(Data records for software interfaces)
^^^^^^^^^^^^^^^^
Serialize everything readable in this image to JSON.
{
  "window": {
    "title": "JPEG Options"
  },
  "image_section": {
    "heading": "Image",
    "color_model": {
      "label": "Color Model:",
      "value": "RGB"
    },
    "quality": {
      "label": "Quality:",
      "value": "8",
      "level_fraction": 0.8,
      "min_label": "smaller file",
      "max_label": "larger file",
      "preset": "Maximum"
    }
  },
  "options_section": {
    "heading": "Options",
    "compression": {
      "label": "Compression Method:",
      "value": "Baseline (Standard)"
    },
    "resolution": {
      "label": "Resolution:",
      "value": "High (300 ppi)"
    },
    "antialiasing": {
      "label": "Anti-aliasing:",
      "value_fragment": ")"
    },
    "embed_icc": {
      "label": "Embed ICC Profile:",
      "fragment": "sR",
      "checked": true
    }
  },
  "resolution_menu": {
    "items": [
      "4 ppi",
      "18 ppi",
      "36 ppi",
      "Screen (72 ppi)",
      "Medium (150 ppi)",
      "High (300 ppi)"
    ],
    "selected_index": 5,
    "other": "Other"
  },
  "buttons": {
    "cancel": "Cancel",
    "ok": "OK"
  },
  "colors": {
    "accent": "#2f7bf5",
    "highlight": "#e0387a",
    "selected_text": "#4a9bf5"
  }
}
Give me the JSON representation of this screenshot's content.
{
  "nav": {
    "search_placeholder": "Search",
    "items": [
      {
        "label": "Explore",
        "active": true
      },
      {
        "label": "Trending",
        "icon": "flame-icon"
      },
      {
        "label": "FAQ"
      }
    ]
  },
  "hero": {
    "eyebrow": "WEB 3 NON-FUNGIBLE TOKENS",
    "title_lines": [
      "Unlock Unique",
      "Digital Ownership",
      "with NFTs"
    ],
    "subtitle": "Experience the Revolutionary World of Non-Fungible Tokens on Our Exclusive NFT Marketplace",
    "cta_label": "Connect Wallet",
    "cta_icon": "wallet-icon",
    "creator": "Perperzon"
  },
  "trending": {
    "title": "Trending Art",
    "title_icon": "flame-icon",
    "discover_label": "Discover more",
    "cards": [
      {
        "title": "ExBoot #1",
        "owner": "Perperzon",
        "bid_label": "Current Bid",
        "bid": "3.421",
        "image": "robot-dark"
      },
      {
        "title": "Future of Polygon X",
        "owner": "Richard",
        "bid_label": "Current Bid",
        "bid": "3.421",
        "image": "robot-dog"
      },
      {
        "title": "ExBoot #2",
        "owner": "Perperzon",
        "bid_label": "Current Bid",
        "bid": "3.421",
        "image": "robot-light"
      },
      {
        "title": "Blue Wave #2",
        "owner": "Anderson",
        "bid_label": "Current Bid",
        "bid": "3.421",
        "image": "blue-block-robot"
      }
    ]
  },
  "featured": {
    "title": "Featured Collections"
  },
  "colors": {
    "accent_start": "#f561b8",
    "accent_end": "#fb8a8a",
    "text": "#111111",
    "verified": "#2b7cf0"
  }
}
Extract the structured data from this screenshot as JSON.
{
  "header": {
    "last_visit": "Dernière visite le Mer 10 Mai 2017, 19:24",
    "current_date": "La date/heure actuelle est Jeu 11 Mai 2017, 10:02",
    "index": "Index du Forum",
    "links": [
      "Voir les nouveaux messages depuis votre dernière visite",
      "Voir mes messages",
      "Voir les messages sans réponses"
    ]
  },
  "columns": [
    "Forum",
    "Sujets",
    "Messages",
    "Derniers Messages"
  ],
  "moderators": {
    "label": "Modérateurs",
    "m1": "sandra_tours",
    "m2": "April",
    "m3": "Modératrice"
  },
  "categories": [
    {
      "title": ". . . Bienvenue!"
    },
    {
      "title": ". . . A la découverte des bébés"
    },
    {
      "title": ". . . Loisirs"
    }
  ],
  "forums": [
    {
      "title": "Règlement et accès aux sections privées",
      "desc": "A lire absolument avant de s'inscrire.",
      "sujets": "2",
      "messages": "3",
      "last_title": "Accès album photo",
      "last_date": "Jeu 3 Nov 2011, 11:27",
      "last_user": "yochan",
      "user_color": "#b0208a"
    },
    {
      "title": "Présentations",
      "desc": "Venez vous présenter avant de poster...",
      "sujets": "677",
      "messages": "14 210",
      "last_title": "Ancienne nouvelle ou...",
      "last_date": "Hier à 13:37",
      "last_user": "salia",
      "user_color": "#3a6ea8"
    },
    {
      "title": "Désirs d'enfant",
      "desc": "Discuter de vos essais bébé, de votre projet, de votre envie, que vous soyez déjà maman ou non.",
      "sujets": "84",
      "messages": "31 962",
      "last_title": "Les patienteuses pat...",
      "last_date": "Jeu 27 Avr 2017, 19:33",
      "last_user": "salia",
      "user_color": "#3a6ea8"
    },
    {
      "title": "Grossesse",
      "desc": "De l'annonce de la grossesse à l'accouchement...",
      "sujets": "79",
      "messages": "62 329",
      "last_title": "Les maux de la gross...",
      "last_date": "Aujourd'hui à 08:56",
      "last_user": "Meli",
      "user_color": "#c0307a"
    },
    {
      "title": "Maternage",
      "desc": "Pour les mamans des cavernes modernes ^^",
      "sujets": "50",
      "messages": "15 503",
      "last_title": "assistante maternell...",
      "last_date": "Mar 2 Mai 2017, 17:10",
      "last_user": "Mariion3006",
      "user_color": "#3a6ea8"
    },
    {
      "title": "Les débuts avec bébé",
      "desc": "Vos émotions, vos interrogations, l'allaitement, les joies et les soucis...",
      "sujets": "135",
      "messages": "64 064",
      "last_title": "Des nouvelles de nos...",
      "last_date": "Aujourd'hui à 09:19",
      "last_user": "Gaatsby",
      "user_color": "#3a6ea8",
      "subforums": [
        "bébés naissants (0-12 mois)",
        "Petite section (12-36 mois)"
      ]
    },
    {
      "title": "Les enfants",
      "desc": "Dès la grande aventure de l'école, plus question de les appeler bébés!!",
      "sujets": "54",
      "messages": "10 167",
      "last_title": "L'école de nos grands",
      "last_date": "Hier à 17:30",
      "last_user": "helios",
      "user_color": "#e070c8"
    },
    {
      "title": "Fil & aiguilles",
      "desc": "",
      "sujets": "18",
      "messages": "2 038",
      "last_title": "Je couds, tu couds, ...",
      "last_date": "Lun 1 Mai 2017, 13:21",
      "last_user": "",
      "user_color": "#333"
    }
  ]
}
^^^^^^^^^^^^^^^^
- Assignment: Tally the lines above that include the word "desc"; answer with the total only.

- Answer to this exercise: 8